Count up the lines below that hold "title", then give that count by itself.
═══ DATASET ENTRIES
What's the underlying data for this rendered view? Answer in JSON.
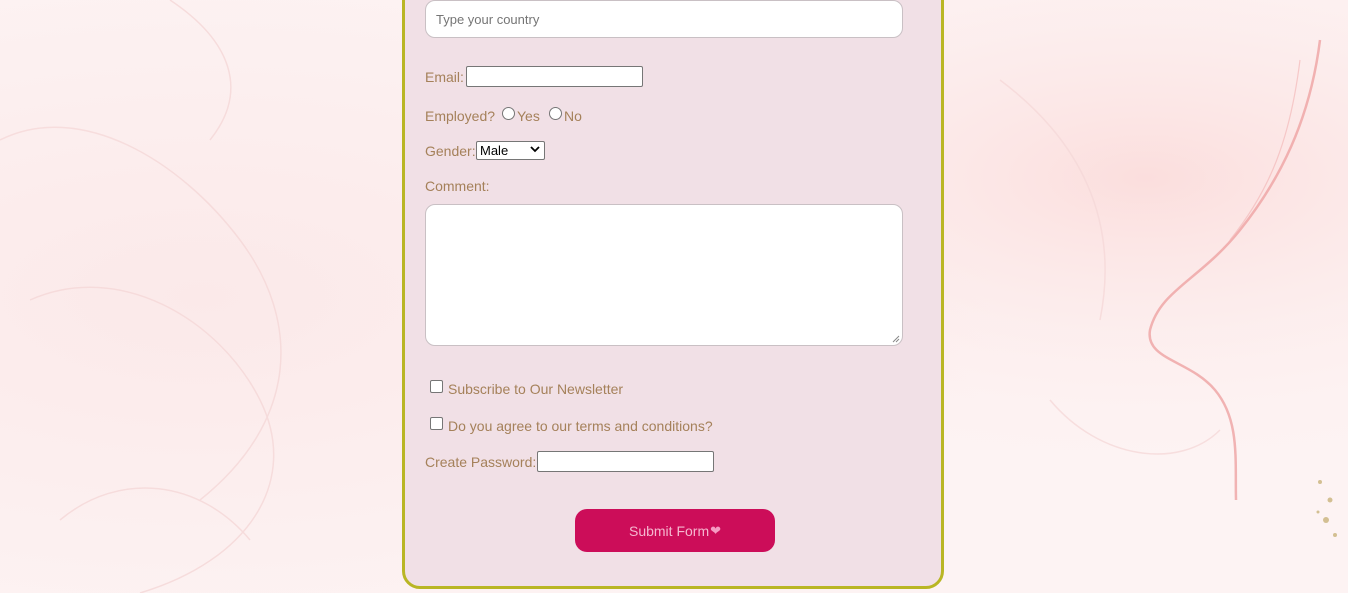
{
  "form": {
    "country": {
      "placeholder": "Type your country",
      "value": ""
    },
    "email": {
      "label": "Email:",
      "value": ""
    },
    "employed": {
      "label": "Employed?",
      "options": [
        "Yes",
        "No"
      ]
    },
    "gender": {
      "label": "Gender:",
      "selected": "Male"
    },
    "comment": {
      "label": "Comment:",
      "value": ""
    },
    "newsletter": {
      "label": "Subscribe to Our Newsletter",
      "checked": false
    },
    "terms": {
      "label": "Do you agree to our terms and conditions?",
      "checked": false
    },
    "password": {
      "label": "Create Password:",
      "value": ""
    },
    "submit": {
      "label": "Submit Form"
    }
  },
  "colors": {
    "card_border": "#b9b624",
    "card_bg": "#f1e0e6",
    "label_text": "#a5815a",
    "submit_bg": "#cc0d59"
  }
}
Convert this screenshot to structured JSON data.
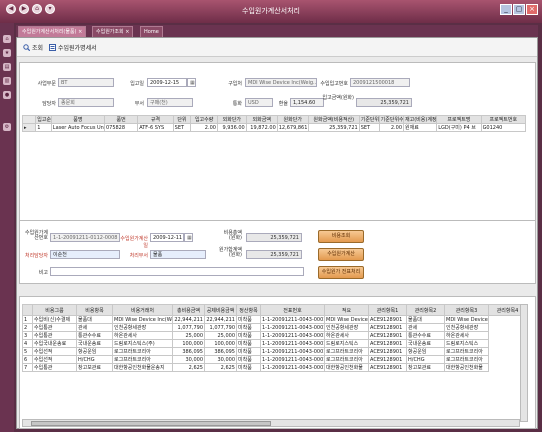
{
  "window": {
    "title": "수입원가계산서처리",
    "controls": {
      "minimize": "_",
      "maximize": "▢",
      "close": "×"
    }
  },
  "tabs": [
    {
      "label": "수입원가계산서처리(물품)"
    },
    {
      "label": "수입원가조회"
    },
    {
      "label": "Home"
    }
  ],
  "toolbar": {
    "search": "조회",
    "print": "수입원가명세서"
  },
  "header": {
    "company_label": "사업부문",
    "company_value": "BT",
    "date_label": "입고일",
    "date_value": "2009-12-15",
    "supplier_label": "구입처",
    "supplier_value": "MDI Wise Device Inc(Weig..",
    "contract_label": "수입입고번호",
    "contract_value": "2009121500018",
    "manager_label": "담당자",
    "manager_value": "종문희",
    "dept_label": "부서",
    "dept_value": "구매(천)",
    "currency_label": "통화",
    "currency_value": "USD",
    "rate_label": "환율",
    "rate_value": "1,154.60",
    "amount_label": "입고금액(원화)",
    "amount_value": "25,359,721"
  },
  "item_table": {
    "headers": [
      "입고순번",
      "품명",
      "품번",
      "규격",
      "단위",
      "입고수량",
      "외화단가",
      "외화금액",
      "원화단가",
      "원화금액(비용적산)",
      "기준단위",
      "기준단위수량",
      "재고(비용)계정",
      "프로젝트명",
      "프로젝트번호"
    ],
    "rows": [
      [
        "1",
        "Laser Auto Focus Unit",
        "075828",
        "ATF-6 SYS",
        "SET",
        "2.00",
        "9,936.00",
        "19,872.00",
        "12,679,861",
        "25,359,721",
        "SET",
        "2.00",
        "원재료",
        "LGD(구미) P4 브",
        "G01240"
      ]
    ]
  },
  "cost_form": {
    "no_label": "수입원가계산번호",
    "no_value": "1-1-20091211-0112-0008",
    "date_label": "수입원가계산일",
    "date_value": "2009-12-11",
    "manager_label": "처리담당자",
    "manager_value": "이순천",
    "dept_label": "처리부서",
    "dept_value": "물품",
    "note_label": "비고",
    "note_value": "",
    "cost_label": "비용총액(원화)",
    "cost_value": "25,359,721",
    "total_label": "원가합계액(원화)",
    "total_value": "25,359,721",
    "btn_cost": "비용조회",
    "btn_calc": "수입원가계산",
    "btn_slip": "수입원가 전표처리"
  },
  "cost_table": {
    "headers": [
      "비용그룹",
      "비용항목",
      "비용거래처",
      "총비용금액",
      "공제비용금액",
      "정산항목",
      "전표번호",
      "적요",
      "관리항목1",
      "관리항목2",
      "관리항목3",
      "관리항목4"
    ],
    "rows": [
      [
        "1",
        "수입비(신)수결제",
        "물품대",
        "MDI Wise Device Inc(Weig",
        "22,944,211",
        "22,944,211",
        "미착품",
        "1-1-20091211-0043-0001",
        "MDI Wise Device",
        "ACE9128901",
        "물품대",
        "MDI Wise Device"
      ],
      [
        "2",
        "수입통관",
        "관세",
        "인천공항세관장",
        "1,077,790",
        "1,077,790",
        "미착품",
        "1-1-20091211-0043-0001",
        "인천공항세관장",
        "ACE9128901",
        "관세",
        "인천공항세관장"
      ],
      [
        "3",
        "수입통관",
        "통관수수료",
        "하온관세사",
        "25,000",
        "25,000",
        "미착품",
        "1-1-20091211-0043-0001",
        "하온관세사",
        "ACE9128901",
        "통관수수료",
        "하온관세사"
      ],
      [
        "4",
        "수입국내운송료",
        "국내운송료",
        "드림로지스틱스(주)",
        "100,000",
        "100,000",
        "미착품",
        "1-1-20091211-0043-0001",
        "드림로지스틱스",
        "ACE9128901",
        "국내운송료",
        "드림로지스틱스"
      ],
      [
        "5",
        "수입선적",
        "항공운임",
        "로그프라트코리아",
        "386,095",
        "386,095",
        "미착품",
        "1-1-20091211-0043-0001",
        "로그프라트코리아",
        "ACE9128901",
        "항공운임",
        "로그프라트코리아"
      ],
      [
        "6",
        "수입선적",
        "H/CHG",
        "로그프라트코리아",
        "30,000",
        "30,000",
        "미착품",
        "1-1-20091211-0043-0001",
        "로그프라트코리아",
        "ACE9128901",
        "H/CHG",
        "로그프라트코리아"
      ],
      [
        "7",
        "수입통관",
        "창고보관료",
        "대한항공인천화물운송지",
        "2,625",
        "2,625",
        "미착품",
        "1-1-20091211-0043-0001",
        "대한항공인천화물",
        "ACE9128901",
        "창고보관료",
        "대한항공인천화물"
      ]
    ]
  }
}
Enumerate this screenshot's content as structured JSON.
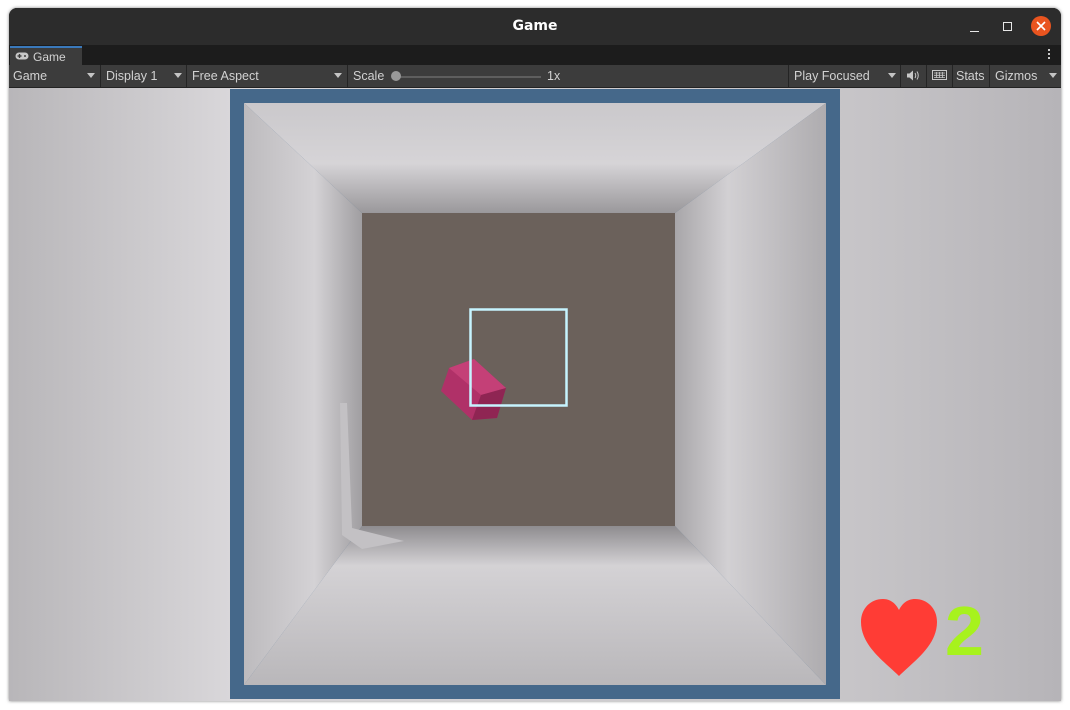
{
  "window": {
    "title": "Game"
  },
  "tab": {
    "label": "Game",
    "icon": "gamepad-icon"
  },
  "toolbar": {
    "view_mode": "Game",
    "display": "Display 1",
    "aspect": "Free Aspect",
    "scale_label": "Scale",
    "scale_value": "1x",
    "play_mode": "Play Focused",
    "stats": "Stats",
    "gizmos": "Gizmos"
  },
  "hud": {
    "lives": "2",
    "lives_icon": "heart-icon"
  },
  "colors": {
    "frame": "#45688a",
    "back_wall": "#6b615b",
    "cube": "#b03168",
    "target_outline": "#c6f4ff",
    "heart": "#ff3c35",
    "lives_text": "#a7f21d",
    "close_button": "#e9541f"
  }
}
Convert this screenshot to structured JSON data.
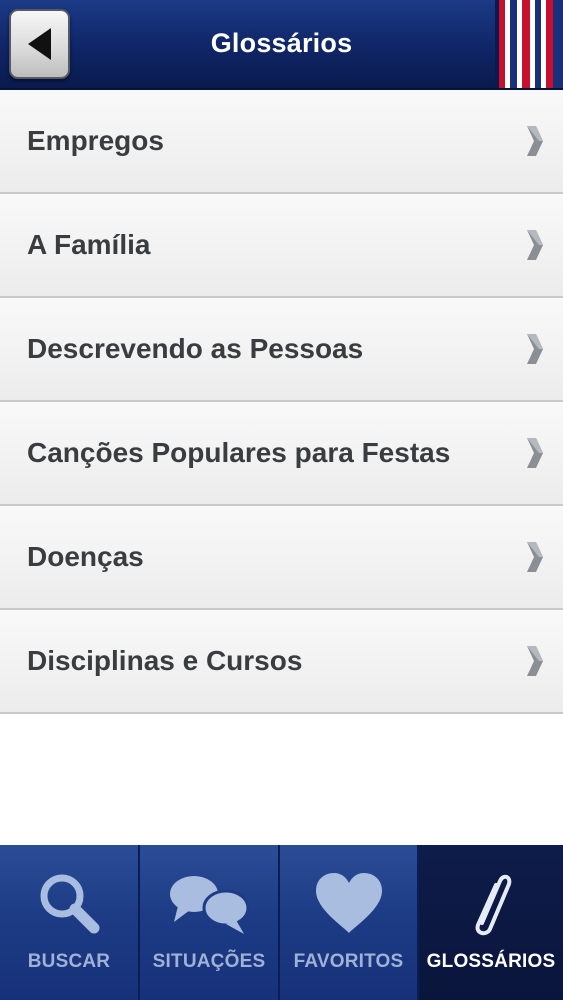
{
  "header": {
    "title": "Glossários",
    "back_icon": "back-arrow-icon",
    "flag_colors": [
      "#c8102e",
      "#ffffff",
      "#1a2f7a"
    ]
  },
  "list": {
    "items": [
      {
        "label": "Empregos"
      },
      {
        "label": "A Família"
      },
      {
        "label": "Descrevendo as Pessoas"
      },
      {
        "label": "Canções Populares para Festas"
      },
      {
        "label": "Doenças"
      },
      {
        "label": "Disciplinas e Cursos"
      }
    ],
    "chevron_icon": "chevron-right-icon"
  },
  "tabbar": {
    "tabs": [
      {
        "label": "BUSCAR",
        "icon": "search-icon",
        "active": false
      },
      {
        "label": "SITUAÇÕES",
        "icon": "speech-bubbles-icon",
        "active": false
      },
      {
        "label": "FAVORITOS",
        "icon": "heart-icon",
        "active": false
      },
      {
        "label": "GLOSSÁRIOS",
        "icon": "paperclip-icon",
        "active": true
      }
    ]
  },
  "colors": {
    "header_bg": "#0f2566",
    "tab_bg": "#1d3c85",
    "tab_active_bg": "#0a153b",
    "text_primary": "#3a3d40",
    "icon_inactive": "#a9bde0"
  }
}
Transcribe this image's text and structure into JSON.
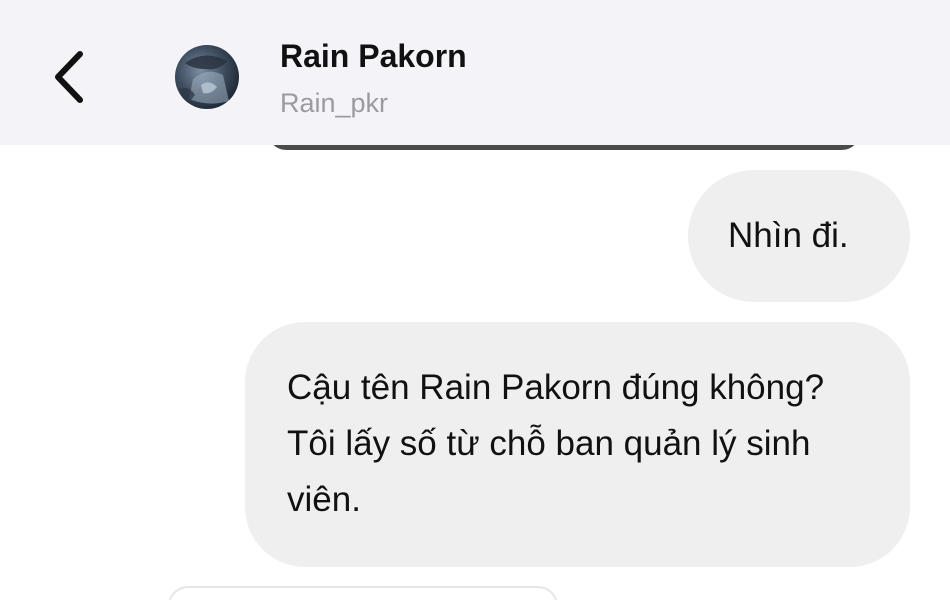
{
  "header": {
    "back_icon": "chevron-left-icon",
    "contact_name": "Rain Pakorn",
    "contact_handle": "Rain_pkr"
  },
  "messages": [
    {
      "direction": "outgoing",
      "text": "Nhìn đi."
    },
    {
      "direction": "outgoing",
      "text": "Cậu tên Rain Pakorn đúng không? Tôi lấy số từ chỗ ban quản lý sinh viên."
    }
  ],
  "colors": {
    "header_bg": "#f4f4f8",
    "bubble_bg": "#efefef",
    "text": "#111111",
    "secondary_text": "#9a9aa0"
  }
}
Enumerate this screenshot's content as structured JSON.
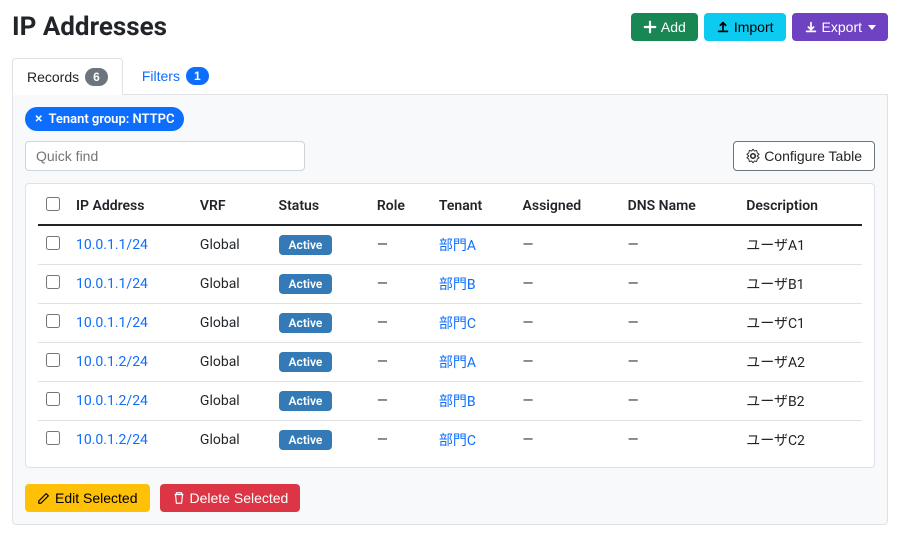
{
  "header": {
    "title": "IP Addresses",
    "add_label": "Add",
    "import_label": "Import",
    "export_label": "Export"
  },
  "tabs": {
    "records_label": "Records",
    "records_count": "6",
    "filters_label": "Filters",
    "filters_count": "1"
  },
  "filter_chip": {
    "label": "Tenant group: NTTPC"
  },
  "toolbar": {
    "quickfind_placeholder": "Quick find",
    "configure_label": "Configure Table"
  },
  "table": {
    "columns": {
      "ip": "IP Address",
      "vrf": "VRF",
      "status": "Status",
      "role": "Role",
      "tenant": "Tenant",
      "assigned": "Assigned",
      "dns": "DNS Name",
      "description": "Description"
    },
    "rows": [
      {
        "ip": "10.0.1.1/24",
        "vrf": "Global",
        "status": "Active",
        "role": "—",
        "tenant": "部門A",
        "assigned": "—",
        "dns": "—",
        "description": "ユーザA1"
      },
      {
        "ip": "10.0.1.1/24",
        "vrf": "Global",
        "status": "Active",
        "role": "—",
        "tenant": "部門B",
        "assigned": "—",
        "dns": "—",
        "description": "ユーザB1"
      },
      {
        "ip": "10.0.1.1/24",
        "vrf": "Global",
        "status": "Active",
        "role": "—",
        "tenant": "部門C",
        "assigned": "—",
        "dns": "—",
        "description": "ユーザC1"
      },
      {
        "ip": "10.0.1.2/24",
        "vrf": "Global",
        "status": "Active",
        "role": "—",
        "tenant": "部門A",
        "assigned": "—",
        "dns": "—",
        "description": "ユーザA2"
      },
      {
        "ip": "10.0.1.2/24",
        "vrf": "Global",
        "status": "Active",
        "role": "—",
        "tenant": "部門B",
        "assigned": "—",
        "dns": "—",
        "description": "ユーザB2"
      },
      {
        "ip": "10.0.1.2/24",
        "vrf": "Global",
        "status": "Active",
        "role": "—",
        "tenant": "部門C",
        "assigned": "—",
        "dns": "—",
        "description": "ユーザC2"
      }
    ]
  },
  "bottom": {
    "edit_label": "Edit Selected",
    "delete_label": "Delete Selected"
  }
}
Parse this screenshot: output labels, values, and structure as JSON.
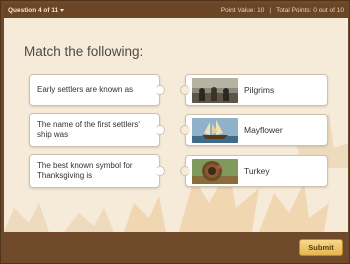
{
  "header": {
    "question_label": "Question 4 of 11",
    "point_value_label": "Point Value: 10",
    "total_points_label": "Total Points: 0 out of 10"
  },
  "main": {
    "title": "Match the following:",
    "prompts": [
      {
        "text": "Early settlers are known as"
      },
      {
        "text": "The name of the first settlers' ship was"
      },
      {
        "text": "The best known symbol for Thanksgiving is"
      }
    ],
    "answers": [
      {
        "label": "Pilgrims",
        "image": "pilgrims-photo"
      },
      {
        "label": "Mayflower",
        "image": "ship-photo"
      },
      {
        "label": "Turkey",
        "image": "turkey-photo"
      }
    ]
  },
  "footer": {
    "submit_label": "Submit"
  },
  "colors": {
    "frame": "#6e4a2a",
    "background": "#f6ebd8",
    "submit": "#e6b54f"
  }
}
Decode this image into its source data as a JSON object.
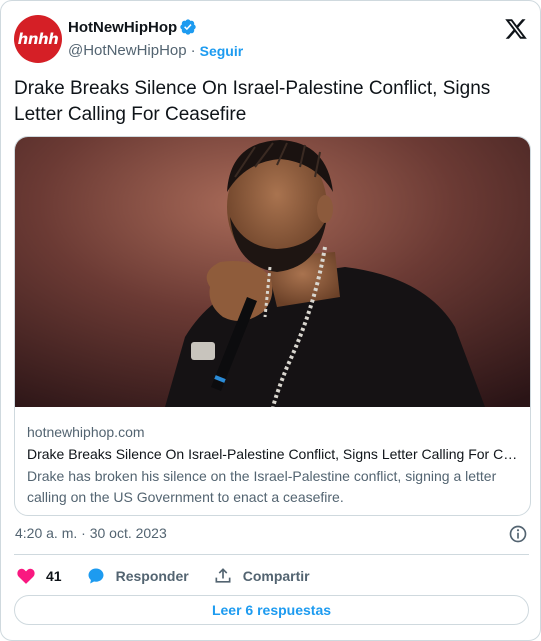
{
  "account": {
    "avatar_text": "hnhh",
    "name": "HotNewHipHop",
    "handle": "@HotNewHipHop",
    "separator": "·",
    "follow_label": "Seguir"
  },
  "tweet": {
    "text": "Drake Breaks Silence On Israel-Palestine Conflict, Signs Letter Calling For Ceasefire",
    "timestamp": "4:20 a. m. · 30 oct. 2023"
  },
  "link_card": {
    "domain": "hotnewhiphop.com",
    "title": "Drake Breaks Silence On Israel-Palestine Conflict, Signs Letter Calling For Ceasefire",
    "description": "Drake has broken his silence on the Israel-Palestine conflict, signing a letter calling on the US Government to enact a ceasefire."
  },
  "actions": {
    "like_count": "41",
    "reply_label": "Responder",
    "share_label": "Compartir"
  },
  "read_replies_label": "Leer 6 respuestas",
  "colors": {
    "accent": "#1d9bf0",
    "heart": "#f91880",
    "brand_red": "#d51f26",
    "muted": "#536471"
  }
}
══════
▶ _RESPONSE BELOW_
6